What are the best parts of summer? The weather, the slower pace, and more time to have fun and catch up on your reading. Kids need to understand that reading is a leisure activity, one that people choose to do and truly enjoy! Here are some great ways to show young people how to have fun with reading this summer.
Summer is a wonderful time to read books alouds, with a partner, or independently. This is what makes AfterSchool KidzLit so special. You’ll be helping the children in your community develop a love for reading, essential comprehension and vocabulary skills, and stronger bonds with each other.
Seven Ideas for Summer Reading Activities
- Book clubs. Select a few books (I’ve highlighted some of my favorites below), purchase multiple copies, and let the kids choose which they would like to read in a book club. You can use the Kids Read part of the guide for them to work together in small groups.
- Partner reading. Have two kids read one book together and have a discussion about their reactions to the book.
- Take it outside. Read a book aloud under a tree outside. Be creative when choosing where you read; remember to enjoy the outdoors.
- Read, revisit, reread. Do more than one of the activities for each part of the Five-part Process. Lengthen the time you spend on each book so you can soak up every nuance along with the sunshine.
- Buddy up! Pair older kids with younger kids. Have older children choose activities out of the AfterSchool KidzLit guide and have them lead the Five-part Process with younger kids.
- Make local connections. Consider ways you can connect the story to a local venue or community member. Is there a place you could take the children to learn more about the subject matter or to gain additional perspective about the book’s theme? Is there someone you know who could come in and talk about the theme of the book?
- Compare and contrast. Choose more than one book with a similar focus and compare and contrast the stories and characters.
Suggestions for a Summer Reading List
Summertime often means time with friends, visits with family members you don’t see often, special trips, and fun adventures. Here are two books about trips taken during the summer, one on a plane and one in the car.
Going Home, Coming Home, Grades K–3, Set 6
For Ami Chi, her home has always been a ruby-red house in America with a garden in the backyard. But when her family travels all the way to Vietnam one summer to visit her parents’ homeland, she learns that she really has two homes-one in America and another halfway around the world in Vietnam. As she meets her Vietnamese relatives, makes friends, and gets used to life in Vietnam, she realizes that “home” is not only a place but also a feeling deep in one’s heart.

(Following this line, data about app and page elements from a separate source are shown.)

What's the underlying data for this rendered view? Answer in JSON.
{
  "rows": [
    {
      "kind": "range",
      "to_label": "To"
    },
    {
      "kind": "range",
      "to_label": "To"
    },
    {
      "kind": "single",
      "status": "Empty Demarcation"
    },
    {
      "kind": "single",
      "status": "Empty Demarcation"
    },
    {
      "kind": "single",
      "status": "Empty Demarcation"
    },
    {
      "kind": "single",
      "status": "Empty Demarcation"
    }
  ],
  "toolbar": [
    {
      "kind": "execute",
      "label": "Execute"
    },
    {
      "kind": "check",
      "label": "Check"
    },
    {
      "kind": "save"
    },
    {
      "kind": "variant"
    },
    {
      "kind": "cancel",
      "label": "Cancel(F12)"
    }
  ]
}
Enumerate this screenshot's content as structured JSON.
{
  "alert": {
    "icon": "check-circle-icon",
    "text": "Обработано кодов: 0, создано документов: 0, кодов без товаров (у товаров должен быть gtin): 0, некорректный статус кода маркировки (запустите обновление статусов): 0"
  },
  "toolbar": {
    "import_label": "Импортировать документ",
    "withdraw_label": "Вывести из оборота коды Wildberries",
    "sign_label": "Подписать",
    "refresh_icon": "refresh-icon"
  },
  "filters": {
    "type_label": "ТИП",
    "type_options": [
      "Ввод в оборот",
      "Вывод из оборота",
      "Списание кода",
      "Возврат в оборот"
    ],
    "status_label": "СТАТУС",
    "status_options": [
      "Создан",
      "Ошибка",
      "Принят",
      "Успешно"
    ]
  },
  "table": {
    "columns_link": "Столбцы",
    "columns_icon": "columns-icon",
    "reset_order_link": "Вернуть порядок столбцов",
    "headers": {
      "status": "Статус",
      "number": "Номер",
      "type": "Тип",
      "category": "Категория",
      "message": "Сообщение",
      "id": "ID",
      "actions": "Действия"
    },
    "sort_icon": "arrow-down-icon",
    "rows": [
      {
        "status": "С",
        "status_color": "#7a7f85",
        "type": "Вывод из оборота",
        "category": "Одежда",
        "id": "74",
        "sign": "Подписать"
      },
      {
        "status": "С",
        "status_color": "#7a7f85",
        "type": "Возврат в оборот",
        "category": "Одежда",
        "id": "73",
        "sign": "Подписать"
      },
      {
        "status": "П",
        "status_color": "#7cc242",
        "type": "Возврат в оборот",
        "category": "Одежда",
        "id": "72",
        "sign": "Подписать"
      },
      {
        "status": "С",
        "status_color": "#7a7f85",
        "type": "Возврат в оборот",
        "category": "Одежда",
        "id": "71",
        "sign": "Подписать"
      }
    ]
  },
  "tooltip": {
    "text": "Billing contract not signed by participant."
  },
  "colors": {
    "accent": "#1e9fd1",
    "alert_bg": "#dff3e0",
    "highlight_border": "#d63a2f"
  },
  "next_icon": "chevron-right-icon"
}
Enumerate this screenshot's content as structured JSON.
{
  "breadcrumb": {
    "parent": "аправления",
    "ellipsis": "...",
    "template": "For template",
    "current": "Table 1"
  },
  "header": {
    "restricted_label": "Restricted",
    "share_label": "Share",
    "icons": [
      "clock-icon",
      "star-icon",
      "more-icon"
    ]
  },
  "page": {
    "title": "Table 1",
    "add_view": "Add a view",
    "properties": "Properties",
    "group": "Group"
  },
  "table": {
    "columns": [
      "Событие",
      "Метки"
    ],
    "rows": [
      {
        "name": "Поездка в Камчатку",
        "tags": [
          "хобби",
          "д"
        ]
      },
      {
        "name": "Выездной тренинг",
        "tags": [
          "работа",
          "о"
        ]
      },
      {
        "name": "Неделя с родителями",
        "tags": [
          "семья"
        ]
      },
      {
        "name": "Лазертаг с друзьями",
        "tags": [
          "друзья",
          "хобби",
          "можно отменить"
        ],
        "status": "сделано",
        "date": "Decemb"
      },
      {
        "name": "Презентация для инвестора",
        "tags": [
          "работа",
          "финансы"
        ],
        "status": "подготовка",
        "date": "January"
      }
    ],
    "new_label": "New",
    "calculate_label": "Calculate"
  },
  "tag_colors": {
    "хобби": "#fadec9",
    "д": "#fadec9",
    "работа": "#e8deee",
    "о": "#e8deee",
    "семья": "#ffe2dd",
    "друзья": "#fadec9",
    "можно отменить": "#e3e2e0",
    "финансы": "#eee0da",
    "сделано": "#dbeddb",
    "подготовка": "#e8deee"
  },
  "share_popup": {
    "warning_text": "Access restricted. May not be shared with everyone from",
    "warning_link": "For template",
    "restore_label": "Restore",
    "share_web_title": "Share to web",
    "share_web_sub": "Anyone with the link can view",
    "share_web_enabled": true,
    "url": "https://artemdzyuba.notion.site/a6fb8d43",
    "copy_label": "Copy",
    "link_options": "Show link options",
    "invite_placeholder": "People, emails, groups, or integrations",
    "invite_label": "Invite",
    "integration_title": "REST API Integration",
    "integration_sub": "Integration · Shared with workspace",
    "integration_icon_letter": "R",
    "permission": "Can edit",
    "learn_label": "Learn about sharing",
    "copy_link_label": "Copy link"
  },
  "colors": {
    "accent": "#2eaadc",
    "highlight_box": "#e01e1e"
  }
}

Activities to implement from the guide:
- Have fun pretending you are going on an airplane in one of the Intro activities
- Make your own pick-up sticks like they did in the story in one of the Connection activities
- Make dried bananas like they had in the story in another of the Connection activities
- Play a game of Telephone with the “cool words” in the story as a wrap-up activity
Going Home, Grades 3–5, Set 1
The old station wagon is loaded with suitcases, a battered cooler full of food, and Carlos’ family of five. They’re heading for Mexico to spend Christmas in the village that his parents call home. Carlos has mixed feelings about the visit. He may have been born in the Mexican village of La Perla, but the place he’s always called home is a farmworkers’ camp in the United States. Carlos knows that his parents, Consuelo and JosÃ©, came to the United States to seek opportunities. What he doesn’t fully grasp is what they gave up in order to do so. Once they arrive in La Perla, Carlos and his sisters experience the warm welcome of family and friends and see how happy their parents are. Now realizing the extent of his parents’ sacrifice, Carlos feels sad. But, in the end, he is comforted to learn that they plan to return to La Perla one day to live in his grandfather’s house and work the land around it. In the meantime, they will all carry both homes in their hearts.
Activities to implement from the guide:
- Ask the children to think about the road trips they have taken
- Use role-play to discuss the decisions made on the trip. What might they have done differently?
- Draw pictures of the journey
I know you will make this summer a great one. Read part 2 of this blog series here, or learn more about AfterSchool KidzLit here, or contact your local education consultant to find out how you can get your kids reading more this summer.